The company also declared a pounds 59m loss for the year to September and said that its chairman and finance director were standing down. Bob Sellier, chief executive, added that he planned to retire within two years.
Having expanded fast during the property and housing boom of the late 1980s, Lovell was brought to its knees by borrowings both in the UK and the US. The company last made a profit in 1990.
The refinancing will see a syndicate of banks led by Barclays swap debts totalling pounds 46m for convertible preference shares. A further pounds 32m is to be raised by a placing and open offer.
The fund-raising will leave Lovell with net assets of pounds 60.6m and gearing of 30 per cent. As at the September year-end the company had negative shareholders' funds of pounds 13.3m.
The convertible prefs are exchangeable for ordinary shares at an equivalent price of 12.5p, while existing shareholders can subscribe for new equity at 10p on the basis of 19 new shares for every five held. The shares closed 4.75p lower at 11p.
Before exceptional items, continuing operations made a profit for the year of pounds 368,000 from sales of pounds 221m. Lovell's social housing partnerships made a pounds 3.5m profit that was largely offset by losses from construction, plant hire and UK and US housebuilding.
Exceptional items of pounds 55m included a pounds 26m loss from discontinuing operations, which include the company's remaining Spanish housebuilding activities, property companies, and the urban renewal division set up to build houses in inner-city areas.
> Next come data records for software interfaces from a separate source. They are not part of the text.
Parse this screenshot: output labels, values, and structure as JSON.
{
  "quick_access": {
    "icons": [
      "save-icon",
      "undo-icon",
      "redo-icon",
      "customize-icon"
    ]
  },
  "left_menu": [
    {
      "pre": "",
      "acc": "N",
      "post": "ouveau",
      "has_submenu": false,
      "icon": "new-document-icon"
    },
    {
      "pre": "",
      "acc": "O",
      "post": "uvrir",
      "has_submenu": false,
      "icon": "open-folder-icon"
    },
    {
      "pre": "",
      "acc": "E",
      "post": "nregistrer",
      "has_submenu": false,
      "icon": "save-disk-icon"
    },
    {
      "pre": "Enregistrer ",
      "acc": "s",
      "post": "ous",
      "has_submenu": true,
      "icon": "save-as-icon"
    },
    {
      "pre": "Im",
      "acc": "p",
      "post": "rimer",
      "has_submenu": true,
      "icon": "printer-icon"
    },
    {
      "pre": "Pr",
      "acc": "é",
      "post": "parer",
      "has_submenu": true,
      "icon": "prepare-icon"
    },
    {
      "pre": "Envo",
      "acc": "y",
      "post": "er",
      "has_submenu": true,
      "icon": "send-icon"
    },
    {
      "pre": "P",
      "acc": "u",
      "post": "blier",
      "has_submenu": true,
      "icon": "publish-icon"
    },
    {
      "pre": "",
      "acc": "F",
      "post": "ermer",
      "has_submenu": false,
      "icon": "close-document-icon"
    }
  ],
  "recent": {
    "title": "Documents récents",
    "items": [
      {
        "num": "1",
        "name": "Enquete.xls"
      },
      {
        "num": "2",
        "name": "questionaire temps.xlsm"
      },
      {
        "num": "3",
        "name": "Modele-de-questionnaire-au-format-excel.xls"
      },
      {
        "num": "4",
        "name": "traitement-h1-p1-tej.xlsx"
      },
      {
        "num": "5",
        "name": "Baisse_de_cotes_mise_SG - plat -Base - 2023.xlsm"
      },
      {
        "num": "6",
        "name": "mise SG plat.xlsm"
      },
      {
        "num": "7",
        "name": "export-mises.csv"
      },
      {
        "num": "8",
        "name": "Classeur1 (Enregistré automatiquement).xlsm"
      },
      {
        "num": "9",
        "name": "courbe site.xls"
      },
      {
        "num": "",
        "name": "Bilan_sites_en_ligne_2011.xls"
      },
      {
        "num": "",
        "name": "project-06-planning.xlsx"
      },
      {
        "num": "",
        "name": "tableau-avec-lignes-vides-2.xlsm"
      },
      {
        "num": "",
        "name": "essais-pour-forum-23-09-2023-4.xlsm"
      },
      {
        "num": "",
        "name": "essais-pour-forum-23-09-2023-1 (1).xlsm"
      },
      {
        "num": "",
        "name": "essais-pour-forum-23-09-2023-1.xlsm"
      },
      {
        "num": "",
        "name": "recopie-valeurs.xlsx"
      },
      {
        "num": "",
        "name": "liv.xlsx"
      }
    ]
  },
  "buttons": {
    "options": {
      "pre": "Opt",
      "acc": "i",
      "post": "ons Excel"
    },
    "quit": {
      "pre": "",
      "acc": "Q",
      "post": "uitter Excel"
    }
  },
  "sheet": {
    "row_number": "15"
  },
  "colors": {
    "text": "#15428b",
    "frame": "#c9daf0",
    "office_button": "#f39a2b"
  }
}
Loss per share was 71.2p and there was no dividend.Reuse content